#### Try it
Print out all of the records exactly; no picture belongs in the result.

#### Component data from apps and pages
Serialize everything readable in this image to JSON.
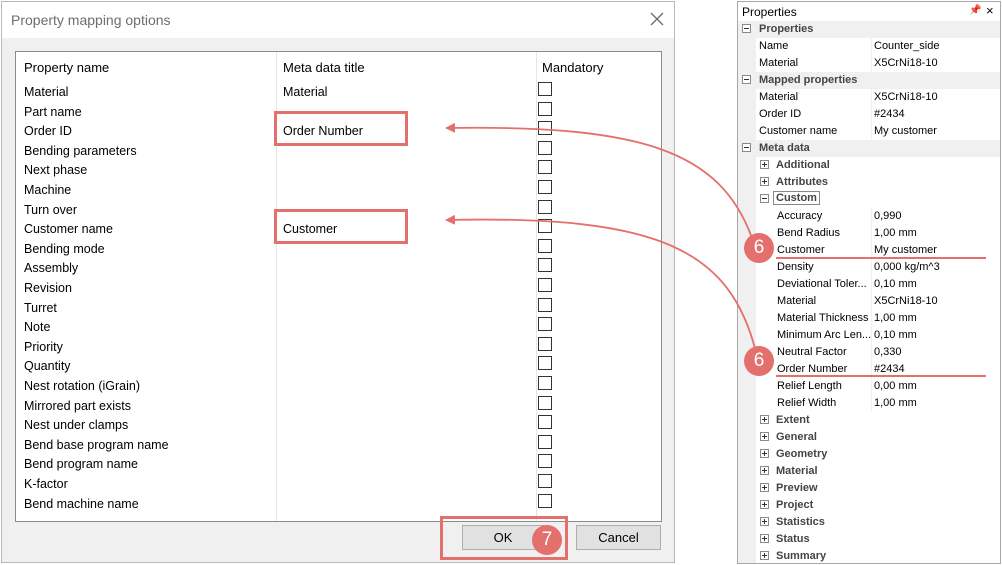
{
  "dialog": {
    "title": "Property mapping options",
    "headers": {
      "property": "Property name",
      "meta": "Meta data title",
      "mandatory": "Mandatory"
    },
    "rows": [
      {
        "name": "Material",
        "meta": "Material"
      },
      {
        "name": "Part name",
        "meta": ""
      },
      {
        "name": "Order ID",
        "meta": "Order Number"
      },
      {
        "name": "Bending parameters",
        "meta": ""
      },
      {
        "name": "Next phase",
        "meta": ""
      },
      {
        "name": "Machine",
        "meta": ""
      },
      {
        "name": "Turn over",
        "meta": ""
      },
      {
        "name": "Customer name",
        "meta": "Customer"
      },
      {
        "name": "Bending mode",
        "meta": ""
      },
      {
        "name": "Assembly",
        "meta": ""
      },
      {
        "name": "Revision",
        "meta": ""
      },
      {
        "name": "Turret",
        "meta": ""
      },
      {
        "name": "Note",
        "meta": ""
      },
      {
        "name": "Priority",
        "meta": ""
      },
      {
        "name": "Quantity",
        "meta": ""
      },
      {
        "name": "Nest rotation (iGrain)",
        "meta": ""
      },
      {
        "name": "Mirrored part exists",
        "meta": ""
      },
      {
        "name": "Nest under clamps",
        "meta": ""
      },
      {
        "name": "Bend base program name",
        "meta": ""
      },
      {
        "name": "Bend program name",
        "meta": ""
      },
      {
        "name": "K-factor",
        "meta": ""
      },
      {
        "name": "Bend machine name",
        "meta": ""
      }
    ],
    "ok_label": "OK",
    "cancel_label": "Cancel"
  },
  "panel": {
    "title": "Properties",
    "rows": [
      {
        "type": "cat",
        "label": "Properties",
        "state": "open"
      },
      {
        "type": "leaf",
        "label": "Name",
        "value": "Counter_side"
      },
      {
        "type": "leaf",
        "label": "Material",
        "value": "X5CrNi18-10"
      },
      {
        "type": "cat",
        "label": "Mapped properties",
        "state": "open"
      },
      {
        "type": "leaf",
        "label": "Material",
        "value": "X5CrNi18-10"
      },
      {
        "type": "leaf",
        "label": "Order ID",
        "value": "#2434"
      },
      {
        "type": "leaf",
        "label": "Customer name",
        "value": "My customer"
      },
      {
        "type": "cat",
        "label": "Meta data",
        "state": "open"
      },
      {
        "type": "sub",
        "label": "Additional",
        "state": "closed"
      },
      {
        "type": "sub",
        "label": "Attributes",
        "state": "closed"
      },
      {
        "type": "sub",
        "label": "Custom",
        "state": "open",
        "boxed": true
      },
      {
        "type": "item",
        "label": "Accuracy",
        "value": "0,990"
      },
      {
        "type": "item",
        "label": "Bend Radius",
        "value": "1,00 mm"
      },
      {
        "type": "item",
        "label": "Customer",
        "value": "My customer"
      },
      {
        "type": "item",
        "label": "Density",
        "value": "0,000 kg/m^3"
      },
      {
        "type": "item",
        "label": "Deviational Toler...",
        "value": "0,10 mm"
      },
      {
        "type": "item",
        "label": "Material",
        "value": "X5CrNi18-10"
      },
      {
        "type": "item",
        "label": "Material Thickness",
        "value": "1,00 mm"
      },
      {
        "type": "item",
        "label": "Minimum Arc Len...",
        "value": "0,10 mm"
      },
      {
        "type": "item",
        "label": "Neutral Factor",
        "value": "0,330"
      },
      {
        "type": "item",
        "label": "Order Number",
        "value": "#2434"
      },
      {
        "type": "item",
        "label": "Relief Length",
        "value": "0,00 mm"
      },
      {
        "type": "item",
        "label": "Relief Width",
        "value": "1,00 mm"
      },
      {
        "type": "sub",
        "label": "Extent",
        "state": "closed"
      },
      {
        "type": "sub",
        "label": "General",
        "state": "closed"
      },
      {
        "type": "sub",
        "label": "Geometry",
        "state": "closed"
      },
      {
        "type": "sub",
        "label": "Material",
        "state": "closed"
      },
      {
        "type": "sub",
        "label": "Preview",
        "state": "closed"
      },
      {
        "type": "sub",
        "label": "Project",
        "state": "closed"
      },
      {
        "type": "sub",
        "label": "Statistics",
        "state": "closed"
      },
      {
        "type": "sub",
        "label": "Status",
        "state": "closed"
      },
      {
        "type": "sub",
        "label": "Summary",
        "state": "closed"
      }
    ]
  },
  "annotations": {
    "badge_customer": "6",
    "badge_order": "6",
    "badge_ok": "7",
    "accent_color": "#e3706c"
  }
}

#### Written solution
Serialize everything readable in this image to JSON.
{
  "dialog": {
    "title": "Property mapping options",
    "headers": {
      "property": "Property name",
      "meta": "Meta data title",
      "mandatory": "Mandatory"
    },
    "rows": [
      {
        "name": "Material",
        "meta": "Material"
      },
      {
        "name": "Part name",
        "meta": ""
      },
      {
        "name": "Order ID",
        "meta": "Order Number"
      },
      {
        "name": "Bending parameters",
        "meta": ""
      },
      {
        "name": "Next phase",
        "meta": ""
      },
      {
        "name": "Machine",
        "meta": ""
      },
      {
        "name": "Turn over",
        "meta": ""
      },
      {
        "name": "Customer name",
        "meta": "Customer"
      },
      {
        "name": "Bending mode",
        "meta": ""
      },
      {
        "name": "Assembly",
        "meta": ""
      },
      {
        "name": "Revision",
        "meta": ""
      },
      {
        "name": "Turret",
        "meta": ""
      },
      {
        "name": "Note",
        "meta": ""
      },
      {
        "name": "Priority",
        "meta": ""
      },
      {
        "name": "Quantity",
        "meta": ""
      },
      {
        "name": "Nest rotation (iGrain)",
        "meta": ""
      },
      {
        "name": "Mirrored part exists",
        "meta": ""
      },
      {
        "name": "Nest under clamps",
        "meta": ""
      },
      {
        "name": "Bend base program name",
        "meta": ""
      },
      {
        "name": "Bend program name",
        "meta": ""
      },
      {
        "name": "K-factor",
        "meta": ""
      },
      {
        "name": "Bend machine name",
        "meta": ""
      }
    ],
    "ok_label": "OK",
    "cancel_label": "Cancel"
  },
  "panel": {
    "title": "Properties",
    "rows": [
      {
        "type": "cat",
        "label": "Properties",
        "state": "open"
      },
      {
        "type": "leaf",
        "label": "Name",
        "value": "Counter_side"
      },
      {
        "type": "leaf",
        "label": "Material",
        "value": "X5CrNi18-10"
      },
      {
        "type": "cat",
        "label": "Mapped properties",
        "state": "open"
      },
      {
        "type": "leaf",
        "label": "Material",
        "value": "X5CrNi18-10"
      },
      {
        "type": "leaf",
        "label": "Order ID",
        "value": "#2434"
      },
      {
        "type": "leaf",
        "label": "Customer name",
        "value": "My customer"
      },
      {
        "type": "cat",
        "label": "Meta data",
        "state": "open"
      },
      {
        "type": "sub",
        "label": "Additional",
        "state": "closed"
      },
      {
        "type": "sub",
        "label": "Attributes",
        "state": "closed"
      },
      {
        "type": "sub",
        "label": "Custom",
        "state": "open",
        "boxed": true
      },
      {
        "type": "item",
        "label": "Accuracy",
        "value": "0,990"
      },
      {
        "type": "item",
        "label": "Bend Radius",
        "value": "1,00 mm"
      },
      {
        "type": "item",
        "label": "Customer",
        "value": "My customer"
      },
      {
        "type": "item",
        "label": "Density",
        "value": "0,000 kg/m^3"
      },
      {
        "type": "item",
        "label": "Deviational Toler...",
        "value": "0,10 mm"
      },
      {
        "type": "item",
        "label": "Material",
        "value": "X5CrNi18-10"
      },
      {
        "type": "item",
        "label": "Material Thickness",
        "value": "1,00 mm"
      },
      {
        "type": "item",
        "label": "Minimum Arc Len...",
        "value": "0,10 mm"
      },
      {
        "type": "item",
        "label": "Neutral Factor",
        "value": "0,330"
      },
      {
        "type": "item",
        "label": "Order Number",
        "value": "#2434"
      },
      {
        "type": "item",
        "label": "Relief Length",
        "value": "0,00 mm"
      },
      {
        "type": "item",
        "label": "Relief Width",
        "value": "1,00 mm"
      },
      {
        "type": "sub",
        "label": "Extent",
        "state": "closed"
      },
      {
        "type": "sub",
        "label": "General",
        "state": "closed"
      },
      {
        "type": "sub",
        "label": "Geometry",
        "state": "closed"
      },
      {
        "type": "sub",
        "label": "Material",
        "state": "closed"
      },
      {
        "type": "sub",
        "label": "Preview",
        "state": "closed"
      },
      {
        "type": "sub",
        "label": "Project",
        "state": "closed"
      },
      {
        "type": "sub",
        "label": "Statistics",
        "state": "closed"
      },
      {
        "type": "sub",
        "label": "Status",
        "state": "closed"
      },
      {
        "type": "sub",
        "label": "Summary",
        "state": "closed"
      }
    ]
  },
  "annotations": {
    "badge_customer": "6",
    "badge_order": "6",
    "badge_ok": "7",
    "accent_color": "#e3706c"
  }
}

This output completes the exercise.